INFORMATION GIVEN:
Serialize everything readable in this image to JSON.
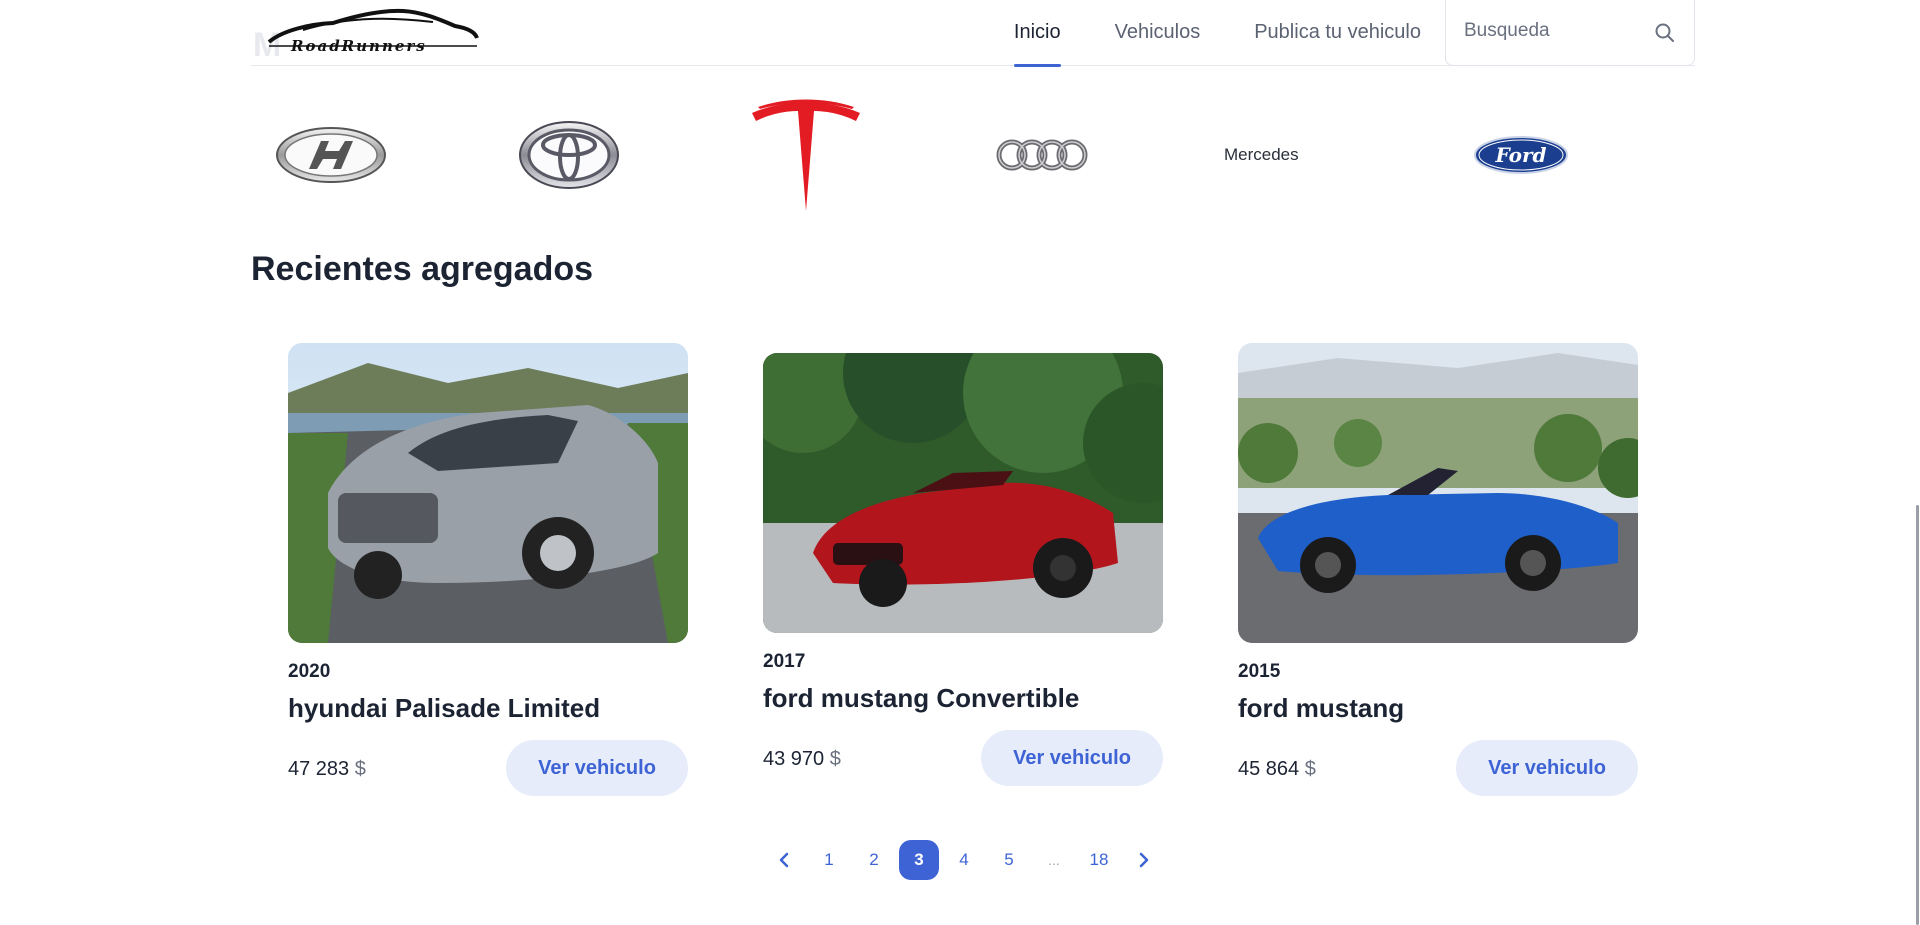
{
  "header": {
    "logo_text": "RoadRunners",
    "logo_ghost": "M",
    "nav": [
      "Inicio",
      "Vehiculos",
      "Publica tu vehiculo"
    ],
    "search_placeholder": "Busqueda"
  },
  "brands": {
    "items": [
      "hyundai-logo",
      "toyota-logo",
      "tesla-logo",
      "audi-logo",
      "Mercedes",
      "ford-logo"
    ],
    "mercedes_alt": "Mercedes",
    "ford_text": "Ford"
  },
  "section": {
    "title": "Recientes agregados"
  },
  "cars": [
    {
      "year": "2020",
      "title": "hyundai Palisade Limited",
      "price": "47 283",
      "currency": "$",
      "button": "Ver vehiculo",
      "color": "#9aa0a8"
    },
    {
      "year": "2017",
      "title": "ford mustang Convertible",
      "price": "43 970",
      "currency": "$",
      "button": "Ver vehiculo",
      "color": "#b3151d"
    },
    {
      "year": "2015",
      "title": "ford mustang",
      "price": "45 864",
      "currency": "$",
      "button": "Ver vehiculo",
      "color": "#1f5fc9"
    }
  ],
  "pagination": {
    "pages": [
      "1",
      "2",
      "3",
      "4",
      "5",
      "...",
      "18"
    ],
    "current": "3"
  },
  "colors": {
    "accent": "#3d63d4",
    "button_bg": "#e7ecfb",
    "tesla_red": "#e31b23",
    "ford_blue": "#1b3e8f"
  }
}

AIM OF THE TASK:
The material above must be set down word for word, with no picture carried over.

FINISHED TASK:
Serialize everything readable in this image to JSON.
{
  "header": {
    "logo_text": "RoadRunners",
    "logo_ghost": "M",
    "nav": [
      "Inicio",
      "Vehiculos",
      "Publica tu vehiculo"
    ],
    "search_placeholder": "Busqueda"
  },
  "brands": {
    "items": [
      "hyundai-logo",
      "toyota-logo",
      "tesla-logo",
      "audi-logo",
      "Mercedes",
      "ford-logo"
    ],
    "mercedes_alt": "Mercedes",
    "ford_text": "Ford"
  },
  "section": {
    "title": "Recientes agregados"
  },
  "cars": [
    {
      "year": "2020",
      "title": "hyundai Palisade Limited",
      "price": "47 283",
      "currency": "$",
      "button": "Ver vehiculo",
      "color": "#9aa0a8"
    },
    {
      "year": "2017",
      "title": "ford mustang Convertible",
      "price": "43 970",
      "currency": "$",
      "button": "Ver vehiculo",
      "color": "#b3151d"
    },
    {
      "year": "2015",
      "title": "ford mustang",
      "price": "45 864",
      "currency": "$",
      "button": "Ver vehiculo",
      "color": "#1f5fc9"
    }
  ],
  "pagination": {
    "pages": [
      "1",
      "2",
      "3",
      "4",
      "5",
      "...",
      "18"
    ],
    "current": "3"
  },
  "colors": {
    "accent": "#3d63d4",
    "button_bg": "#e7ecfb",
    "tesla_red": "#e31b23",
    "ford_blue": "#1b3e8f"
  }
}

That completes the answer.